I've recently begun my fourth journey through the Rambler essays of Samuel Johnson, and it occurred to me that there is a great difference between simply reading something--such as a novel for enjoyment or a magazine for information or a textbook for an assignment--and reading for improvement.
It further occurred to me that reading for improvement tracks the three steps of hermeneutics (Biblical interpretation).
1. What does it say? This step is in common with ordinary reading. We want to comprehend the material, to grasp the writer's point. Of course, we need to be alert for metaphors, irony, exaggeration, and so forth.
2. What does it mean? This step might be thought of as understanding in context, or as the larger significance of the work. As we read at this level, we always have the "so what?" in mind. What are the implications? This step shows we care about the ideas we are reading and are thinking about them and their role is the great conversation.

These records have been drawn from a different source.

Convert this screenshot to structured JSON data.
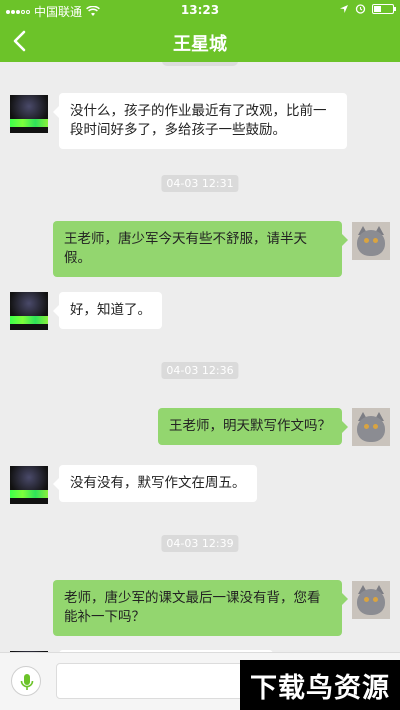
{
  "status_bar": {
    "carrier": "中国联通",
    "time": "13:23"
  },
  "header": {
    "title": "王星城"
  },
  "messages": [
    {
      "side": "in",
      "text": "没什么，孩子的作业最近有了改观，比前一段时间好多了，多给孩子一些鼓励。"
    },
    {
      "timestamp": "04-03 12:31"
    },
    {
      "side": "out",
      "text": "王老师，唐少军今天有些不舒服，请半天假。"
    },
    {
      "side": "in",
      "text": "好，知道了。"
    },
    {
      "timestamp": "04-03 12:36"
    },
    {
      "side": "out",
      "text": "王老师，明天默写作文吗？"
    },
    {
      "side": "in",
      "text": "没有没有，默写作文在周五。"
    },
    {
      "timestamp": "04-03 12:39"
    },
    {
      "side": "out",
      "text": "老师，唐少军的课文最后一课没有背，您看能补一下吗？"
    }
  ],
  "input": {
    "placeholder": ""
  },
  "watermark": {
    "text": "下载鸟资源"
  },
  "colors": {
    "brand": "#6cc329",
    "outgoing_bubble": "#93d66f",
    "incoming_bubble": "#ffffff",
    "background": "#ededed"
  }
}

3. How does this apply to me? This last step takes the reading home to ourselves as we ask how it should affect, challenge, influence, or change the way we act, think, feel, and understand the world and our place in it.

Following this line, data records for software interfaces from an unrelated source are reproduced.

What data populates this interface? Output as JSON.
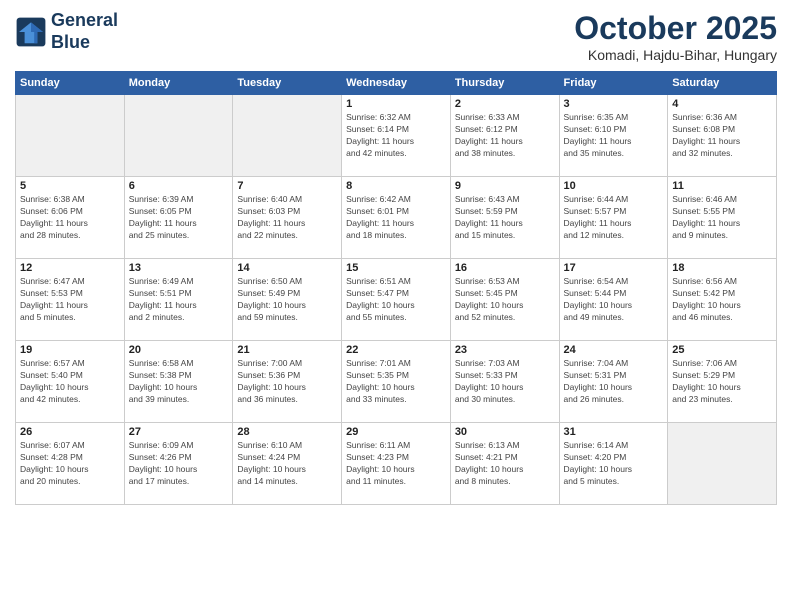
{
  "header": {
    "logo_line1": "General",
    "logo_line2": "Blue",
    "month": "October 2025",
    "location": "Komadi, Hajdu-Bihar, Hungary"
  },
  "weekdays": [
    "Sunday",
    "Monday",
    "Tuesday",
    "Wednesday",
    "Thursday",
    "Friday",
    "Saturday"
  ],
  "weeks": [
    [
      {
        "day": "",
        "info": "",
        "empty": true
      },
      {
        "day": "",
        "info": "",
        "empty": true
      },
      {
        "day": "",
        "info": "",
        "empty": true
      },
      {
        "day": "1",
        "info": "Sunrise: 6:32 AM\nSunset: 6:14 PM\nDaylight: 11 hours\nand 42 minutes."
      },
      {
        "day": "2",
        "info": "Sunrise: 6:33 AM\nSunset: 6:12 PM\nDaylight: 11 hours\nand 38 minutes."
      },
      {
        "day": "3",
        "info": "Sunrise: 6:35 AM\nSunset: 6:10 PM\nDaylight: 11 hours\nand 35 minutes."
      },
      {
        "day": "4",
        "info": "Sunrise: 6:36 AM\nSunset: 6:08 PM\nDaylight: 11 hours\nand 32 minutes."
      }
    ],
    [
      {
        "day": "5",
        "info": "Sunrise: 6:38 AM\nSunset: 6:06 PM\nDaylight: 11 hours\nand 28 minutes."
      },
      {
        "day": "6",
        "info": "Sunrise: 6:39 AM\nSunset: 6:05 PM\nDaylight: 11 hours\nand 25 minutes."
      },
      {
        "day": "7",
        "info": "Sunrise: 6:40 AM\nSunset: 6:03 PM\nDaylight: 11 hours\nand 22 minutes."
      },
      {
        "day": "8",
        "info": "Sunrise: 6:42 AM\nSunset: 6:01 PM\nDaylight: 11 hours\nand 18 minutes."
      },
      {
        "day": "9",
        "info": "Sunrise: 6:43 AM\nSunset: 5:59 PM\nDaylight: 11 hours\nand 15 minutes."
      },
      {
        "day": "10",
        "info": "Sunrise: 6:44 AM\nSunset: 5:57 PM\nDaylight: 11 hours\nand 12 minutes."
      },
      {
        "day": "11",
        "info": "Sunrise: 6:46 AM\nSunset: 5:55 PM\nDaylight: 11 hours\nand 9 minutes."
      }
    ],
    [
      {
        "day": "12",
        "info": "Sunrise: 6:47 AM\nSunset: 5:53 PM\nDaylight: 11 hours\nand 5 minutes."
      },
      {
        "day": "13",
        "info": "Sunrise: 6:49 AM\nSunset: 5:51 PM\nDaylight: 11 hours\nand 2 minutes."
      },
      {
        "day": "14",
        "info": "Sunrise: 6:50 AM\nSunset: 5:49 PM\nDaylight: 10 hours\nand 59 minutes."
      },
      {
        "day": "15",
        "info": "Sunrise: 6:51 AM\nSunset: 5:47 PM\nDaylight: 10 hours\nand 55 minutes."
      },
      {
        "day": "16",
        "info": "Sunrise: 6:53 AM\nSunset: 5:45 PM\nDaylight: 10 hours\nand 52 minutes."
      },
      {
        "day": "17",
        "info": "Sunrise: 6:54 AM\nSunset: 5:44 PM\nDaylight: 10 hours\nand 49 minutes."
      },
      {
        "day": "18",
        "info": "Sunrise: 6:56 AM\nSunset: 5:42 PM\nDaylight: 10 hours\nand 46 minutes."
      }
    ],
    [
      {
        "day": "19",
        "info": "Sunrise: 6:57 AM\nSunset: 5:40 PM\nDaylight: 10 hours\nand 42 minutes."
      },
      {
        "day": "20",
        "info": "Sunrise: 6:58 AM\nSunset: 5:38 PM\nDaylight: 10 hours\nand 39 minutes."
      },
      {
        "day": "21",
        "info": "Sunrise: 7:00 AM\nSunset: 5:36 PM\nDaylight: 10 hours\nand 36 minutes."
      },
      {
        "day": "22",
        "info": "Sunrise: 7:01 AM\nSunset: 5:35 PM\nDaylight: 10 hours\nand 33 minutes."
      },
      {
        "day": "23",
        "info": "Sunrise: 7:03 AM\nSunset: 5:33 PM\nDaylight: 10 hours\nand 30 minutes."
      },
      {
        "day": "24",
        "info": "Sunrise: 7:04 AM\nSunset: 5:31 PM\nDaylight: 10 hours\nand 26 minutes."
      },
      {
        "day": "25",
        "info": "Sunrise: 7:06 AM\nSunset: 5:29 PM\nDaylight: 10 hours\nand 23 minutes."
      }
    ],
    [
      {
        "day": "26",
        "info": "Sunrise: 6:07 AM\nSunset: 4:28 PM\nDaylight: 10 hours\nand 20 minutes."
      },
      {
        "day": "27",
        "info": "Sunrise: 6:09 AM\nSunset: 4:26 PM\nDaylight: 10 hours\nand 17 minutes."
      },
      {
        "day": "28",
        "info": "Sunrise: 6:10 AM\nSunset: 4:24 PM\nDaylight: 10 hours\nand 14 minutes."
      },
      {
        "day": "29",
        "info": "Sunrise: 6:11 AM\nSunset: 4:23 PM\nDaylight: 10 hours\nand 11 minutes."
      },
      {
        "day": "30",
        "info": "Sunrise: 6:13 AM\nSunset: 4:21 PM\nDaylight: 10 hours\nand 8 minutes."
      },
      {
        "day": "31",
        "info": "Sunrise: 6:14 AM\nSunset: 4:20 PM\nDaylight: 10 hours\nand 5 minutes."
      },
      {
        "day": "",
        "info": "",
        "empty": true
      }
    ]
  ]
}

Reading only for comprehension, so that you can do well on a test, limits the effect of the author-reader interaction to a simple, safe level. But if you want to grow wiser, better, happier, you must examine the ideas in the text at a higher step.
There is a saying, "We read because we find ourselves there, and we read because we don't find ourselves there." That is, we read in order to feel human, maybe normal, and to recognize our own feelings and thoughts, fears and hopes, ambitions and hesitations though those we read about (fiction or nonfiction). And we also read to escape from ourselves and our patterned lives, to move into the magical realms of story and interesting people, circumstances, challenges, and events.
To read well is to read through all three steps.